If you are a Small Quantity Generator (SQG) of hazardous waste, you may be aware that the regulations of 40 CFR 262.34(d)(4) require you – along with large quantity generators and treatment storage and disposal facilities – to comply with the Emergency Preparedness and Prevention regulations of 40 CFR 265, Subpart C. You may not be aware of the requirements of 40 CFR 262.34(d)(5) which apply solely to SQG’s. These regulations are sometimes referred to as an SQG’s “Basic Plan”. They include the following:
- At all times there must be at least one employee either on the premises or on call ( ie. available to respond to an emergency by reaching the facility within a short period of time) with the responsibility for coordinating all emergency response measures.

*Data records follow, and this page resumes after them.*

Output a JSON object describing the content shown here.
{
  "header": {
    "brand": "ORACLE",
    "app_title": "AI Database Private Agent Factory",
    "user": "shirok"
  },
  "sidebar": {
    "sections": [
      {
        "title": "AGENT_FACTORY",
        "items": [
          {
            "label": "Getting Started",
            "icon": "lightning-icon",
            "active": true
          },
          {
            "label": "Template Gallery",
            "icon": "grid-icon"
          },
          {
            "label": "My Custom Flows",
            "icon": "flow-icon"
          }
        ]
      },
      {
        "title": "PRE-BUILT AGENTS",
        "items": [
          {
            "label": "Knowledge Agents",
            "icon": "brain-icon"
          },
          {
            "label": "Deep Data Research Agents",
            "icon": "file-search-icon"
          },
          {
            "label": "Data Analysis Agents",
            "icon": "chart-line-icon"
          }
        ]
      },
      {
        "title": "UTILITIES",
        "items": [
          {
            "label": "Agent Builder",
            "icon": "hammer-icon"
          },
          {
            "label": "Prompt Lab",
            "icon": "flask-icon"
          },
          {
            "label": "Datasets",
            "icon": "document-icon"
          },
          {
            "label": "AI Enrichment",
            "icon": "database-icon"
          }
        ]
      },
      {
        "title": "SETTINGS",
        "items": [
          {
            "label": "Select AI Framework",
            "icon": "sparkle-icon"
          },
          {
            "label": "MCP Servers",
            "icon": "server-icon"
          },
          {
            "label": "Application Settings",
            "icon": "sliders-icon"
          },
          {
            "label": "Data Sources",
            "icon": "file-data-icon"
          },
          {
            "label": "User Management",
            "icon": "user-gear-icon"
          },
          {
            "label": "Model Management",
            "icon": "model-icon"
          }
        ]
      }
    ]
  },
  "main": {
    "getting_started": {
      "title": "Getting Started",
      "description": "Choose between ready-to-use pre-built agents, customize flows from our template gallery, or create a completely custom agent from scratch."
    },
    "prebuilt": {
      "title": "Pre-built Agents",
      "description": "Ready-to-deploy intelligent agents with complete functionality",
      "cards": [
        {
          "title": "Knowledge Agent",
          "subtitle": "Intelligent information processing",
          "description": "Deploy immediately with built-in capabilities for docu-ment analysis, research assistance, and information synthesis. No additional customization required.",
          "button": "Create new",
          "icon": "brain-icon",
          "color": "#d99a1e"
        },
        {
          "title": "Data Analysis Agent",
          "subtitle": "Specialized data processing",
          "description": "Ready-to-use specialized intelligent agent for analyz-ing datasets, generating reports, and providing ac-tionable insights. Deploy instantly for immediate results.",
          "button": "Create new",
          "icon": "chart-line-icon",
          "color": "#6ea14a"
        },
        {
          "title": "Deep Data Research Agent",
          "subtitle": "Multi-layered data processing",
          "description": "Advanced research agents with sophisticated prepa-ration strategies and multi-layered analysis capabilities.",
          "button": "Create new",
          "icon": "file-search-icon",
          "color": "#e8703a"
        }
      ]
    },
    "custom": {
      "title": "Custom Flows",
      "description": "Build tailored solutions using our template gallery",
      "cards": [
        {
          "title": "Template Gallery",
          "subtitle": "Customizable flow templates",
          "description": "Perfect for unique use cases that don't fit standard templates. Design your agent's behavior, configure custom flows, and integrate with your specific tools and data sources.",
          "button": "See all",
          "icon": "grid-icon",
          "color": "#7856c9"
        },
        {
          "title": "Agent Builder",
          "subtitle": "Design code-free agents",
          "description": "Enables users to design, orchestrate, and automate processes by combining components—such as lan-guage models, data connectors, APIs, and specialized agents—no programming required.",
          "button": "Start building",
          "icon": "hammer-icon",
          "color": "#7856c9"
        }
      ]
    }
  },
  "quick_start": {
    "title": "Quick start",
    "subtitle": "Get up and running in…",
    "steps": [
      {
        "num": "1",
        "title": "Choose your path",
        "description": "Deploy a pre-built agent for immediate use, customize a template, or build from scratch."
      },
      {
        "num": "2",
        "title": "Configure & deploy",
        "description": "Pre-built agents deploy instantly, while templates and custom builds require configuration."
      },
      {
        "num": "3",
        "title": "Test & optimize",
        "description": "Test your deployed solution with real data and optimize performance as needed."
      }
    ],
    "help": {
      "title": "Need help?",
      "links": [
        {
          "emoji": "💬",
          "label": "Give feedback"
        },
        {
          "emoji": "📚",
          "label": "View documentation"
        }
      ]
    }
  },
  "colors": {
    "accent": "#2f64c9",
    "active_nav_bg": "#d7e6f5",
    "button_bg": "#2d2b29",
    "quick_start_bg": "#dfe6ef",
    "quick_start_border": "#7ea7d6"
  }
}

This employee is the emergency coordinator.
- 40 CFR 262.34(d)(5)(iii) requires an SQG to “ensure that all employees are thoroughly familiar with proper waste handling and emergency procedures, relevant to their responsibilities during normal facility operations and emergencies”. This is typically interpreted to mean some kind of training.
- The following information must be posted next to any telephone that may be used in a hazardous waste fire, spill, or emergency:
- The name and telephone number of the emergency coordinator;
- Location of fire extinguishers and spill control material, and, if present, fire alarm; and
- The telephone number of the fire department, unless the facility has a direct alarm.
- Fire: Call the fire department or attempt to extinguish it using a fire extinguisher.
- Spill: Contain the flow as much as possible and, as soon as practicable, clean up the waste and any contaminated materials or soil.
- Threaten human health outside the facility or spill to surface waters: Immediately notify the National Response Center (800.424.8802) and report the following information:
- The name, address, and U.S. EPA Identification Number of the generator;
- Date, time, and type of incident (e.g., spill or fire);
- Quantity and type of hazardous waste involved in the incident;
- Extent of injuries, if any; and
- Estimated quantity and disposition of recovered materials, if any.
Being a Small Quantity Generator of hazardous waste does not relieve you entirely of the burden of regulatory compliance. Make certain that you are in compliance with all the regulations applicable to SQG’s; attend my training or contact me with questions.